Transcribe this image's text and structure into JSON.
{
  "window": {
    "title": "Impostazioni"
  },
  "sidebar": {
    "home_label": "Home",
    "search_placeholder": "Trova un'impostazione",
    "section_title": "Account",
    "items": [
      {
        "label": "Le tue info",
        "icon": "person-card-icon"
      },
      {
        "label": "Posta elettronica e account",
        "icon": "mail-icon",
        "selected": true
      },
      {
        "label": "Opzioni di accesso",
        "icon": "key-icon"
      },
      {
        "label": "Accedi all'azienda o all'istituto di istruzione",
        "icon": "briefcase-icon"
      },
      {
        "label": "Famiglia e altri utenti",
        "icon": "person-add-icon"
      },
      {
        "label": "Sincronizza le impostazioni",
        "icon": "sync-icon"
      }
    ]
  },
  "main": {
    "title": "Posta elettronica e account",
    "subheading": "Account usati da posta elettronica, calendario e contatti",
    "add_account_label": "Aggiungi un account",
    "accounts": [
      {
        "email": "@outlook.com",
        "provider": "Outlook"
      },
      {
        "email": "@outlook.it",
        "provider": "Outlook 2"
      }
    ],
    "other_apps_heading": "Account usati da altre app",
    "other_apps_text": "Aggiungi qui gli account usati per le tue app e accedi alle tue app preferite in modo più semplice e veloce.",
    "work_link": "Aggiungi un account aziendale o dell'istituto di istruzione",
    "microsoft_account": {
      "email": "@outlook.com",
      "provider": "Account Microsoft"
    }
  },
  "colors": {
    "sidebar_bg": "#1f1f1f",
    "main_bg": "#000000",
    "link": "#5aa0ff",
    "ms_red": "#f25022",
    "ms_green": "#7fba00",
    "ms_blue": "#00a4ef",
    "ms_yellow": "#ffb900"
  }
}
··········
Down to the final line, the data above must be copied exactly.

Transcribe this image's text and structure into JSON.
{
  "window": {
    "title": "Impostazioni"
  },
  "sidebar": {
    "home_label": "Home",
    "search_placeholder": "Trova un'impostazione",
    "section_title": "Account",
    "items": [
      {
        "label": "Le tue info",
        "icon": "person-card-icon"
      },
      {
        "label": "Posta elettronica e account",
        "icon": "mail-icon",
        "selected": true
      },
      {
        "label": "Opzioni di accesso",
        "icon": "key-icon"
      },
      {
        "label": "Accedi all'azienda o all'istituto di istruzione",
        "icon": "briefcase-icon"
      },
      {
        "label": "Famiglia e altri utenti",
        "icon": "person-add-icon"
      },
      {
        "label": "Sincronizza le impostazioni",
        "icon": "sync-icon"
      }
    ]
  },
  "main": {
    "title": "Posta elettronica e account",
    "subheading": "Account usati da posta elettronica, calendario e contatti",
    "add_account_label": "Aggiungi un account",
    "accounts": [
      {
        "email": "@outlook.com",
        "provider": "Outlook"
      },
      {
        "email": "@outlook.it",
        "provider": "Outlook 2"
      }
    ],
    "other_apps_heading": "Account usati da altre app",
    "other_apps_text": "Aggiungi qui gli account usati per le tue app e accedi alle tue app preferite in modo più semplice e veloce.",
    "work_link": "Aggiungi un account aziendale o dell'istituto di istruzione",
    "microsoft_account": {
      "email": "@outlook.com",
      "provider": "Account Microsoft"
    }
  },
  "colors": {
    "sidebar_bg": "#1f1f1f",
    "main_bg": "#000000",
    "link": "#5aa0ff",
    "ms_red": "#f25022",
    "ms_green": "#7fba00",
    "ms_blue": "#00a4ef",
    "ms_yellow": "#ffb900"
  }
}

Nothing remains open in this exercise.